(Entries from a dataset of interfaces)
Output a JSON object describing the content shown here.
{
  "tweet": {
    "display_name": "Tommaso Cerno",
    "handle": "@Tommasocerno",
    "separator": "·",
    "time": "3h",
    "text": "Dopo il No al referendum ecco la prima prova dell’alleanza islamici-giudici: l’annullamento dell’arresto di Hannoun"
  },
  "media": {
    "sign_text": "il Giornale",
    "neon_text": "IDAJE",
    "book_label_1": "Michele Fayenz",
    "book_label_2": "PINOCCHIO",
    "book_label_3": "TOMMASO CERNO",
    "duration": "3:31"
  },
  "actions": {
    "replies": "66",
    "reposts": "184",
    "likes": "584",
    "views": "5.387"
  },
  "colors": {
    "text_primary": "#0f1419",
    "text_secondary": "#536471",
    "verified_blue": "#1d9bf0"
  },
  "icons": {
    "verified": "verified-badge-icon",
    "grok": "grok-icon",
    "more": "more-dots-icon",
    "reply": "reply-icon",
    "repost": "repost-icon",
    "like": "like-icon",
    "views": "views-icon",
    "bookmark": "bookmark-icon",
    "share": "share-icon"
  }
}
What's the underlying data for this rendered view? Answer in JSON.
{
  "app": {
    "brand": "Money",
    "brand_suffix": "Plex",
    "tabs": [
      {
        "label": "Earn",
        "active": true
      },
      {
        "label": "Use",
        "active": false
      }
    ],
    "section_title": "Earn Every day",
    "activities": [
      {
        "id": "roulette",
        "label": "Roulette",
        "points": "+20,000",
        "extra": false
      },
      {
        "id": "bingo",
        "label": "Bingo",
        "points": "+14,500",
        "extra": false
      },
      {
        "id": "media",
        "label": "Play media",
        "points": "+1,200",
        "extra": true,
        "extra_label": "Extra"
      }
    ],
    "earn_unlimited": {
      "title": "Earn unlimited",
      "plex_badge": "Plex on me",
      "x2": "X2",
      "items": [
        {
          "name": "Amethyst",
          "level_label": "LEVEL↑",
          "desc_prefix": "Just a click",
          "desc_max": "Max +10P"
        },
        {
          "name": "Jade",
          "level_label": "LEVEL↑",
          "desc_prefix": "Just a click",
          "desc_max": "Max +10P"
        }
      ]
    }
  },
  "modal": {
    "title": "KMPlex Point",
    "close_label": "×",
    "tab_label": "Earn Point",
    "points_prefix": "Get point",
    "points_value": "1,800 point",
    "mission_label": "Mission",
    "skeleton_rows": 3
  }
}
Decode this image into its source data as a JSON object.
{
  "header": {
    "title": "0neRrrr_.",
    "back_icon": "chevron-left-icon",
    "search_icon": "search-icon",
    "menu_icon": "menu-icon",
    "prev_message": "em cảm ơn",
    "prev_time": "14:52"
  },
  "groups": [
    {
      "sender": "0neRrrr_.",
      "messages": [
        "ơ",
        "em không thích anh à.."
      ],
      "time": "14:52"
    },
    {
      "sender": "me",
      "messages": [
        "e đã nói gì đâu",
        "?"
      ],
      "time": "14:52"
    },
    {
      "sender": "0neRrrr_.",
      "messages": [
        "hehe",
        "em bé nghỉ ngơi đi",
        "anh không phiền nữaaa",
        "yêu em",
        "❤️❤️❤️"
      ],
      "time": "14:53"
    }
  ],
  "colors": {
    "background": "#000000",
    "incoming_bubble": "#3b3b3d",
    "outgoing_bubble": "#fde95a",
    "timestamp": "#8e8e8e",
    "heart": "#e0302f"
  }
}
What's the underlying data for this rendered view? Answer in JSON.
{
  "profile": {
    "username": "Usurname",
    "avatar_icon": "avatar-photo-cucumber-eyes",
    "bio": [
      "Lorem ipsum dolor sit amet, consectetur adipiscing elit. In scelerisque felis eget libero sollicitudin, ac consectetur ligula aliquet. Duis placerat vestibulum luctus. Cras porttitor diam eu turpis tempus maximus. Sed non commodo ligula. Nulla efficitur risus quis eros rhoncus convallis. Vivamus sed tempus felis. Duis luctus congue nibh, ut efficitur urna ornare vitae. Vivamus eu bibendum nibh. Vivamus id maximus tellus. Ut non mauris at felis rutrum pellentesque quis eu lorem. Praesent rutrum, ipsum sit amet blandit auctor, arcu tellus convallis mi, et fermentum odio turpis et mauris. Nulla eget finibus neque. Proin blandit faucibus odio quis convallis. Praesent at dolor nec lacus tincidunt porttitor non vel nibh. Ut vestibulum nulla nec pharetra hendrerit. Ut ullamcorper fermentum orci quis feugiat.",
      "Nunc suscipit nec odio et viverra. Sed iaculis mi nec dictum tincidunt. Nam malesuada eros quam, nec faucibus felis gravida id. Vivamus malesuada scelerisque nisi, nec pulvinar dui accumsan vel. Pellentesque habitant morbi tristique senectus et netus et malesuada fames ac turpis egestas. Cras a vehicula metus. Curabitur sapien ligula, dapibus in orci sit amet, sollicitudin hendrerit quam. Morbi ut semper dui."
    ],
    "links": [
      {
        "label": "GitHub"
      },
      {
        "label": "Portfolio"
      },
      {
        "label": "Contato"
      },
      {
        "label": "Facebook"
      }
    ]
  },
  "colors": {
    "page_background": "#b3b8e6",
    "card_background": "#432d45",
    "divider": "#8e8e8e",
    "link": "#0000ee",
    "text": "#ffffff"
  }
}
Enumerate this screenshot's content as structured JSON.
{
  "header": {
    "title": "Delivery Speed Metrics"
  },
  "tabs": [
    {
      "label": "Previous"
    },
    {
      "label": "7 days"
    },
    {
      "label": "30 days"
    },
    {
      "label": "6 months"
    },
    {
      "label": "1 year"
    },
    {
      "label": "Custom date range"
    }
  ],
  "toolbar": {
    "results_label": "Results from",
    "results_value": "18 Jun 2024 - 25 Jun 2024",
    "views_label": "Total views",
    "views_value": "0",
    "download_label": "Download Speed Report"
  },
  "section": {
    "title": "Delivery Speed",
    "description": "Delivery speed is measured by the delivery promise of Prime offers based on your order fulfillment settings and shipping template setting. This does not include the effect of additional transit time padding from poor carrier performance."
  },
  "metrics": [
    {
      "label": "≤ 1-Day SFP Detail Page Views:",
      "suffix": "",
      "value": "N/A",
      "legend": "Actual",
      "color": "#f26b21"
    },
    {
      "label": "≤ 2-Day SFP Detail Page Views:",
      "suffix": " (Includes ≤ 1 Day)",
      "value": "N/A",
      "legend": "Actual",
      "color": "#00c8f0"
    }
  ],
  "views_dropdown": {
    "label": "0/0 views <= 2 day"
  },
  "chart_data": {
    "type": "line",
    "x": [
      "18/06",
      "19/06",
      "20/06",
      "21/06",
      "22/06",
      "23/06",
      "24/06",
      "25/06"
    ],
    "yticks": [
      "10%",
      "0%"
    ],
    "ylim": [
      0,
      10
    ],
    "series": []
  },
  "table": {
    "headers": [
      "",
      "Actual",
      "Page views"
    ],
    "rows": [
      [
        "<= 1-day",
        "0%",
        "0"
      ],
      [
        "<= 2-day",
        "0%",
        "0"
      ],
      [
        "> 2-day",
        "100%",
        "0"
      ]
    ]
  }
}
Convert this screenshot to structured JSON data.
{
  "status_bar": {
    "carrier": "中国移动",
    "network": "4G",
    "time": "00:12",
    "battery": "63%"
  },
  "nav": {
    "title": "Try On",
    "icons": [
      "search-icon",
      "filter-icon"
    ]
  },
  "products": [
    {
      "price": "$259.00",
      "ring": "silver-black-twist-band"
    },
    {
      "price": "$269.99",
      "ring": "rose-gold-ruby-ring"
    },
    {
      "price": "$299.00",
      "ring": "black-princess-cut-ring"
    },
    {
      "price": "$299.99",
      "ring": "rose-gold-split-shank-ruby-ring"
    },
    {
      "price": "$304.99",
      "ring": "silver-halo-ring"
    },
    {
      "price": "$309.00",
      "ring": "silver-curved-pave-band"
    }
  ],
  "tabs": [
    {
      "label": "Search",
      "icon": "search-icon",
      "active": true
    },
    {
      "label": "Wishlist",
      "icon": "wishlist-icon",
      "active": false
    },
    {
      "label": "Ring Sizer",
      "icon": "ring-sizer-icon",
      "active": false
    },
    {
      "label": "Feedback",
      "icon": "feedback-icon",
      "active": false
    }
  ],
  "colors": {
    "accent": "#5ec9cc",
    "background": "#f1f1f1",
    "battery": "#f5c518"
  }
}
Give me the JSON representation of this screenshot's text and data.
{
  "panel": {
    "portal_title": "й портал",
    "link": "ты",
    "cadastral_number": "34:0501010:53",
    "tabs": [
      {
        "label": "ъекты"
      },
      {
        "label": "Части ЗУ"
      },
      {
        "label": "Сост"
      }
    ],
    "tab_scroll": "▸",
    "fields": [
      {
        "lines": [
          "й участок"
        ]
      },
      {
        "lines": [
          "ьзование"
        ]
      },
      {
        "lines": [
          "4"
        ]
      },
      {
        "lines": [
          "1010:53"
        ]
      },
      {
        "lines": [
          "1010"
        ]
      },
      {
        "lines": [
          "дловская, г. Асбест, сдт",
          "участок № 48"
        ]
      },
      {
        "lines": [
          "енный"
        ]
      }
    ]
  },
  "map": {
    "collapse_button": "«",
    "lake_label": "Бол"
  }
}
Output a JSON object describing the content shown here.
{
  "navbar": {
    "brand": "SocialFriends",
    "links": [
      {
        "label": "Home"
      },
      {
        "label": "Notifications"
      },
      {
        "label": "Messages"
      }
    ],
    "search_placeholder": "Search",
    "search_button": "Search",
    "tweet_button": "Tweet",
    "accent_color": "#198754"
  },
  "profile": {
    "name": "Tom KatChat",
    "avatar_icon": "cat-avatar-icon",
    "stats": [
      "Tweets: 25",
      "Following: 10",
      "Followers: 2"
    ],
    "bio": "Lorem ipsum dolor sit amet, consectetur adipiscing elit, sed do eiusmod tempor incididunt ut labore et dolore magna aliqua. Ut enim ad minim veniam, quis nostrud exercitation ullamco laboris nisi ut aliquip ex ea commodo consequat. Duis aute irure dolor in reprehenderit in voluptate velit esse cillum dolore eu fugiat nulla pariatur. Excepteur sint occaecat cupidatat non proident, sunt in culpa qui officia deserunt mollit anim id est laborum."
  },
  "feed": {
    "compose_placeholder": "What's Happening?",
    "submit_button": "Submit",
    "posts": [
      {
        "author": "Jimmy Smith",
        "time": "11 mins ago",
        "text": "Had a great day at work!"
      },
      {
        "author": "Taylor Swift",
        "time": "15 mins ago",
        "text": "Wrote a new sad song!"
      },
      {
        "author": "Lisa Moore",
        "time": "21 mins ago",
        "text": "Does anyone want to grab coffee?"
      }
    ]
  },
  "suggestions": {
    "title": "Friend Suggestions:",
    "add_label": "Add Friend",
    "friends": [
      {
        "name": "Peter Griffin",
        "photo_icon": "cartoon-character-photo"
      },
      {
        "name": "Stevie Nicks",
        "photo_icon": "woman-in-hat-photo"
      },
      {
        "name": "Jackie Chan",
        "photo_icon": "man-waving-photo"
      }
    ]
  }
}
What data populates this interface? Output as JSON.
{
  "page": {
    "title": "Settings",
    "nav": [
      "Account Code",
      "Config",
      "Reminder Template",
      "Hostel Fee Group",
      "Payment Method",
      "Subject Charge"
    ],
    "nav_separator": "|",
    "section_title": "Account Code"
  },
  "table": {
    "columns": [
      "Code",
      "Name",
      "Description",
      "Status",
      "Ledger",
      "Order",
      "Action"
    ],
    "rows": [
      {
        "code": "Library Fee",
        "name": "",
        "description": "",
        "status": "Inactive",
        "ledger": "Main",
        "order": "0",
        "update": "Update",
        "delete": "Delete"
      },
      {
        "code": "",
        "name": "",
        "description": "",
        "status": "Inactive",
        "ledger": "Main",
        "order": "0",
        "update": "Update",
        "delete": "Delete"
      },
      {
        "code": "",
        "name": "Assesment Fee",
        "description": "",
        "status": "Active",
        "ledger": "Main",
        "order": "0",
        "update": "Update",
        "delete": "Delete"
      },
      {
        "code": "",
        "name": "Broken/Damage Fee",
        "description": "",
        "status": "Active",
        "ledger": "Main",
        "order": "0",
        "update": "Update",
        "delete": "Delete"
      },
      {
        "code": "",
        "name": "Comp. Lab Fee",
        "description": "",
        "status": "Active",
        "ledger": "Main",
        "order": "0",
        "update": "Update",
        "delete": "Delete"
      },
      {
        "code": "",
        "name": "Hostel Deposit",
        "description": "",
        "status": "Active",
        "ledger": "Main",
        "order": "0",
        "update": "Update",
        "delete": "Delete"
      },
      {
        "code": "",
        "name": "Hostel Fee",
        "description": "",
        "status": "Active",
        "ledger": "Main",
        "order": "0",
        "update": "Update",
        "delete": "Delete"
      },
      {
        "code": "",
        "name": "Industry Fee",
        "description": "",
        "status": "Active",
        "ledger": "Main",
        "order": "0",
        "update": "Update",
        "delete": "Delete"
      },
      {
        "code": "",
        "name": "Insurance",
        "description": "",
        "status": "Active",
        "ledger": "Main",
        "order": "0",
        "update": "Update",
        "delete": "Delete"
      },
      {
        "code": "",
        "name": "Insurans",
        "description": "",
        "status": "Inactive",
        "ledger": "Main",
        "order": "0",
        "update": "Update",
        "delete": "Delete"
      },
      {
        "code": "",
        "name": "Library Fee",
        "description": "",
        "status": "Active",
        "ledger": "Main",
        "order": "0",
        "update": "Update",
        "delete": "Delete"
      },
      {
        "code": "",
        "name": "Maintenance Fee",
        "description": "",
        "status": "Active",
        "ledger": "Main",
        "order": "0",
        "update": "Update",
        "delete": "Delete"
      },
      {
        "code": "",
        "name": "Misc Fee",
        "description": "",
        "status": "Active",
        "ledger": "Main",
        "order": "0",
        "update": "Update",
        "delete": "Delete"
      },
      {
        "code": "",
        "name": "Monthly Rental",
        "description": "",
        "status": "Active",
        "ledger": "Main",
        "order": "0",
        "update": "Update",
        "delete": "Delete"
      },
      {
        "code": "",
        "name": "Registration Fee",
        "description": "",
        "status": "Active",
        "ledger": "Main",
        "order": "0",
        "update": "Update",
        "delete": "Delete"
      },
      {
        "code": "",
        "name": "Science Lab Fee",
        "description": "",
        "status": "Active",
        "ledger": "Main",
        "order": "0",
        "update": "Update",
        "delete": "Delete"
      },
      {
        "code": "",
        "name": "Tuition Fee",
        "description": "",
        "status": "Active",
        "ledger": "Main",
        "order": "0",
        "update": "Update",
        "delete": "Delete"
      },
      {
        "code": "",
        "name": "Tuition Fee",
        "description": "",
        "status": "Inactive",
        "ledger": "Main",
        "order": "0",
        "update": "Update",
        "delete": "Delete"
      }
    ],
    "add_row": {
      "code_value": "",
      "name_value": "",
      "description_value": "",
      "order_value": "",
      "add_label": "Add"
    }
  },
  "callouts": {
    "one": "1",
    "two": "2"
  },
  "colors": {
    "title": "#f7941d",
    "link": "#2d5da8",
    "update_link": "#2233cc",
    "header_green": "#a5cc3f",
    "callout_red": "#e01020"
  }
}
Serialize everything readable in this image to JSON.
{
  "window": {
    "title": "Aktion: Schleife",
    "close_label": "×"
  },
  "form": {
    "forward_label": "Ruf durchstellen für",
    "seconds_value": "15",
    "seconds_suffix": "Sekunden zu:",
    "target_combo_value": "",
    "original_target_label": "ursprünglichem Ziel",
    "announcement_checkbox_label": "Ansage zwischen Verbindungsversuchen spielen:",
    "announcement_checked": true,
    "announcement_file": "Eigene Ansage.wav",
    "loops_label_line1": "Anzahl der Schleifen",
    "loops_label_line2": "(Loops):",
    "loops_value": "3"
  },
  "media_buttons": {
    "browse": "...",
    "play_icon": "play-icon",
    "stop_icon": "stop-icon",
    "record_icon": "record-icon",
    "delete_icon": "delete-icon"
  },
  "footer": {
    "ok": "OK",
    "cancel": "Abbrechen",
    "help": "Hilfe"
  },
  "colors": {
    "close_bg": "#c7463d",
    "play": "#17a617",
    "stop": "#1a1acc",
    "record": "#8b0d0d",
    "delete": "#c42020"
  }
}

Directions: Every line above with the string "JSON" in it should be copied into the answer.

Result of the exercise:
Output a JSON object describing the content shown here.
What's the underlying data for this rendered view? Answer in JSON.
Decode this image into its source data as a JSON object.
What's the underlying data for this rendered view? Answer in JSON.
Enumerate this screenshot's content as structured JSON.
Convert this screenshot to structured JSON data.
Give me the JSON representation of this screenshot's text and data.
Output a JSON object describing the content shown here.
What data populates this interface? Output as JSON.
Serialize everything readable in this image to JSON.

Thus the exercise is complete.